**DIRECTIONS FOR THIS TASK**
Lines below containing the word "label" should be copied out.

[Dataset rows describing interfaces]
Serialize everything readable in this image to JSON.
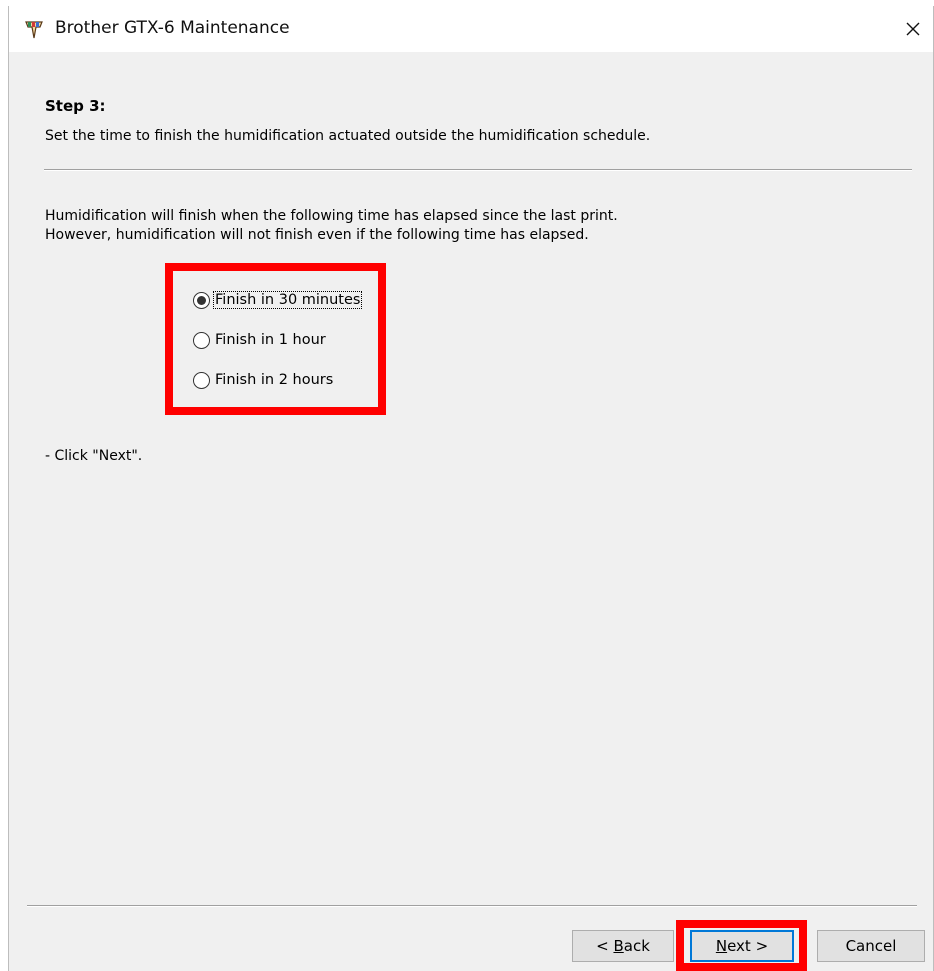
{
  "window": {
    "title": "Brother GTX-6 Maintenance",
    "close_glyph": "✕"
  },
  "step": {
    "title": "Step 3:",
    "description": "Set the time to finish the humidification actuated outside the humidification schedule."
  },
  "info": {
    "line1": "Humidification will finish when the following time has elapsed since the last print.",
    "line2": "However, humidification will not finish even if the following time has elapsed."
  },
  "options": [
    {
      "label": "Finish in 30 minutes",
      "selected": true
    },
    {
      "label": "Finish in 1 hour",
      "selected": false
    },
    {
      "label": "Finish in 2 hours",
      "selected": false
    }
  ],
  "hint": "- Click \"Next\".",
  "buttons": {
    "back": {
      "mnemonic": "B",
      "rest": "ack",
      "prefix": "< "
    },
    "next": {
      "mnemonic": "N",
      "rest": "ext >",
      "prefix": ""
    },
    "cancel": "Cancel"
  },
  "colors": {
    "highlight": "#ff0000",
    "dialog_bg": "#f0f0f0",
    "button_bg": "#e1e1e1",
    "focus_border": "#0078d7"
  }
}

**TASK OUTPUT**
      "label": "Finish in 30 minutes",
      "label": "Finish in 1 hour",
      "label": "Finish in 2 hours",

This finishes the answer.